Materials provided:
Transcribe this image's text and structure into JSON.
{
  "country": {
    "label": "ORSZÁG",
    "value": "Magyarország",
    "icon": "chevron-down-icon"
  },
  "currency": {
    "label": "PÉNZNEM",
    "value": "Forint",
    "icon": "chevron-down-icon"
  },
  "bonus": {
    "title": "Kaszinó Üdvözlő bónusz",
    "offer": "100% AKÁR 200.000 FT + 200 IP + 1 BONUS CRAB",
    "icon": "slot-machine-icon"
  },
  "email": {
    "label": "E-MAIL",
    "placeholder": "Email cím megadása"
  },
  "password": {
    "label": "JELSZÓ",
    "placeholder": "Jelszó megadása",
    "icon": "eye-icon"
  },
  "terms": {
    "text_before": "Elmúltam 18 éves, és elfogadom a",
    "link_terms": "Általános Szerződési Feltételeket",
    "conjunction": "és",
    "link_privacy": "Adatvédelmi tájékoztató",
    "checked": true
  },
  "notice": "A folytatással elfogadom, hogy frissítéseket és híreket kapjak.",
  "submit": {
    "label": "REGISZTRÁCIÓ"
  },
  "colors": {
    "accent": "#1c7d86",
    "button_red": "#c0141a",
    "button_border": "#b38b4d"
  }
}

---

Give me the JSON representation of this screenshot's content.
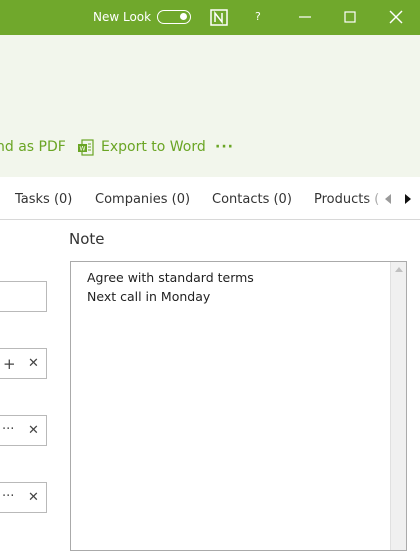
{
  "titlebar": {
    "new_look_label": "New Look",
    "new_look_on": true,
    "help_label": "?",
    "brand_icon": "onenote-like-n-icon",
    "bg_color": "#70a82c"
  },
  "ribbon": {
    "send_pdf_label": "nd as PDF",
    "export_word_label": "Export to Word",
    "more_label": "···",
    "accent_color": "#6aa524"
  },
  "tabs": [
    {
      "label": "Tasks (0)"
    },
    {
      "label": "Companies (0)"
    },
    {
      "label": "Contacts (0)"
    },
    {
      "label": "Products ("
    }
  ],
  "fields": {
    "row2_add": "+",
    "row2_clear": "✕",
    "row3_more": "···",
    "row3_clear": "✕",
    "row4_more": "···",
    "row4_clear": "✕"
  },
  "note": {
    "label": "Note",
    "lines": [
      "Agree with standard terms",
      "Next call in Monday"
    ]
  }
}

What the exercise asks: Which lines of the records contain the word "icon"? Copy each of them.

Output for this exercise:
    "icon": "chevron-down-icon"
    "icon": "chevron-down-icon"
    "icon": "slot-machine-icon"
    "icon": "eye-icon"
    "brand_icon": "onenote-like-n-icon",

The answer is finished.